Kassandra Lee’s debut chap,Zombia, begins in the late 90’s in Lee’s native San Diego, where the classroom maps have not yet been updated from the Soviet era. In the flux from the Cold War to the post-9/11 "war on terror," Lee’s world, as the title implies, is constantly on the verge of entering new seasons of danger; a girl in a cul-de-sac experiences “a sense of belonging like how a landmine belongs to the future," and an evening of watching Netflix is seasoned by “the slow drone” of the blood circulating, “an old/ and serious battlefield.” In tight, driving poems, Lee’s speakers consider the “enemy,” real and imagined, with the humor and awe.
Lee’s poems are perhaps most accurately summed up in her own phrase: “arrows don’t accurately/ convey the phenomenon of cause/ and effect.” Lee positions herself in a generation with every reason to question causality—one whose earliest memories on a national political scale are suspect. This troubled relationship upends even the knowledge of one’s own body—“I’m not the same person I was then…” she writes:
The other body fluids wanted
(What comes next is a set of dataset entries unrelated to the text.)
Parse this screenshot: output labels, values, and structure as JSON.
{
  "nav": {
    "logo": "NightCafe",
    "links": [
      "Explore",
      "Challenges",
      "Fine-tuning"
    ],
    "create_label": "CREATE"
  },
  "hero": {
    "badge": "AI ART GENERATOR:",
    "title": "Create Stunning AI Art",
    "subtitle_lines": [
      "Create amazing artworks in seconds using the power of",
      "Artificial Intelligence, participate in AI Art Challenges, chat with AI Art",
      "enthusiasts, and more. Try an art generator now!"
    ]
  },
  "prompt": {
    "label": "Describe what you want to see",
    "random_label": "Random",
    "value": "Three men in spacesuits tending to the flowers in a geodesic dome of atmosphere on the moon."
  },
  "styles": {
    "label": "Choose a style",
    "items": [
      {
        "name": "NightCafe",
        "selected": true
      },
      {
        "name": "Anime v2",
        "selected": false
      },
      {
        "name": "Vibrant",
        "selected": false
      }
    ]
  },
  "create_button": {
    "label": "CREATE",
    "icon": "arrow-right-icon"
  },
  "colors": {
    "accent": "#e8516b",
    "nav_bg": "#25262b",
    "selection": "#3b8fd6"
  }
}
an easy way out
But no black-hatted surgeon came for them
9/11 and the 43rd president take a central role as Lee meditates on the concept of “terror” for a young generation. In “Self-Portrait from the First Inauguration,” the speaker shifts from televised imagery into a jarringly personal reflection:
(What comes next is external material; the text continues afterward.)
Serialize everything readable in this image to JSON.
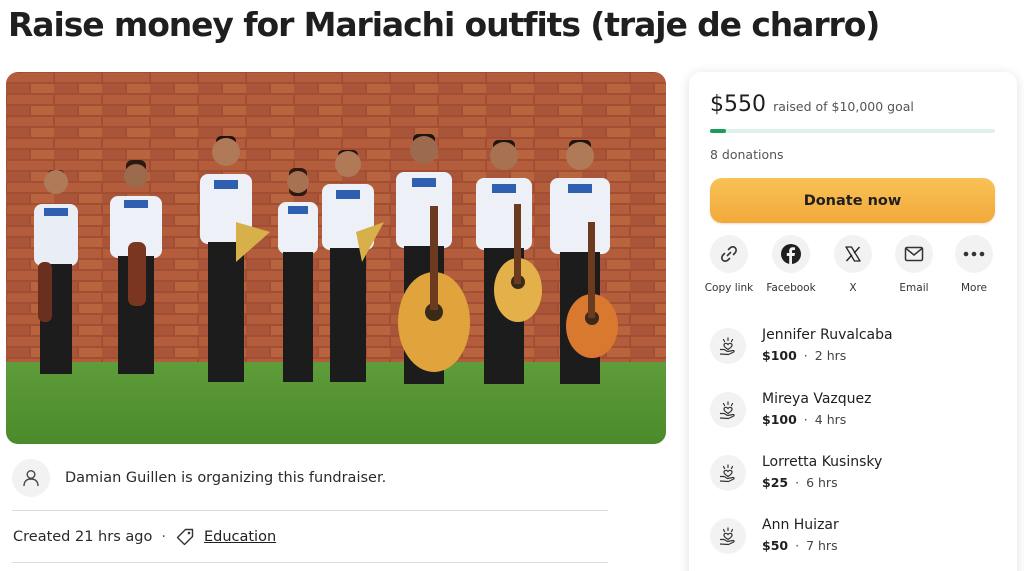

He made you into a grey shed
on a dirt-skinned molehill. You began
to see the future would be filled
with the enemy, so I filled
your plastic water bottles with cement
to smash in the faces of men who prove
to be all tongues and no taste.
Once the potential for combustion is recognized, it has the potential to be realized; the simple reminder of a bird’s own bone structure presents the complication “that my veins/ are also a wine-stained corkscrew.”
I’m especially taken by Lee’s ability to push back against the potential for hopelessness in a country whose rhetoric is driven by fear and which, at times, dismisses its youngest generation as distracted. Lee’s metaphors and playful interaction with the language of celebrity crushes and social media places them into the conversation—not as spaces outside the dialogue, but as places where the harrowing reality has the potential for a candy-sweet kiss, anyway. For instance, Lee responds to responds to the mandate of the “men in the university” to consider post-capitalist language by hedging the poem “THE REAL KASSY LEE” with hashtag sarcasm:
Roasted Chicken Breast: that’s a great feeling of control
inside an #indifferent universe! Honestly, the bowed bones
encaging my chest are a disco ball of lonely Red Bull cans.
And yet, the speakers’ bizarre sincerity creeps through in poems that reveal an earnest and urgent desire to love with similar abandon as we fear: “I want to pitch/ camp under your dried out/ thorax in a desert// when you die and spit chaw at/ approaching tarantulas.” In this world, brothers are still “glue-eared” and girls take on the nickname “Brass Tacks” with pointed sonic determination: “intact, weathered/ be corner bread and bone broth.”
These indications of hardened possibility are what ground the book. In love poems and memories, we encounter the repeated affirmation that something sharp has been within us all along, and that, perhaps, acknowledging it is the only way forward. In Zombia, Kassandra Lee artfully reveals the hazards we have grown accustomed to in the light that they deserve—one that opens a conversation about their danger while affirming the resilience of those who survive them.
Since 2004, dancing girl press has been publishing chapbooks by emerging women poets (to date, more than 200). Their 2014 series includes another round of beautiful, handmade chaps, including titles by AM Ringwalt, Shira Richman, Sarah Chavez, Irène Mathieu, and GGP contest semi-finalist Jeanine Deibel. You can purchase Kassandra Lee’s Zombia and other books here.
Kate Partridge received her MFA in poetry from George Mason University, and her poems have appeared or are forthcoming in the Colorado Review, Carolina Quarterly, Rhino, Better, and Verse Daily. She lives in Anchorage, where she teaches at the University of Alaska Anchorage and serves as a Count Coordinator for VIDA.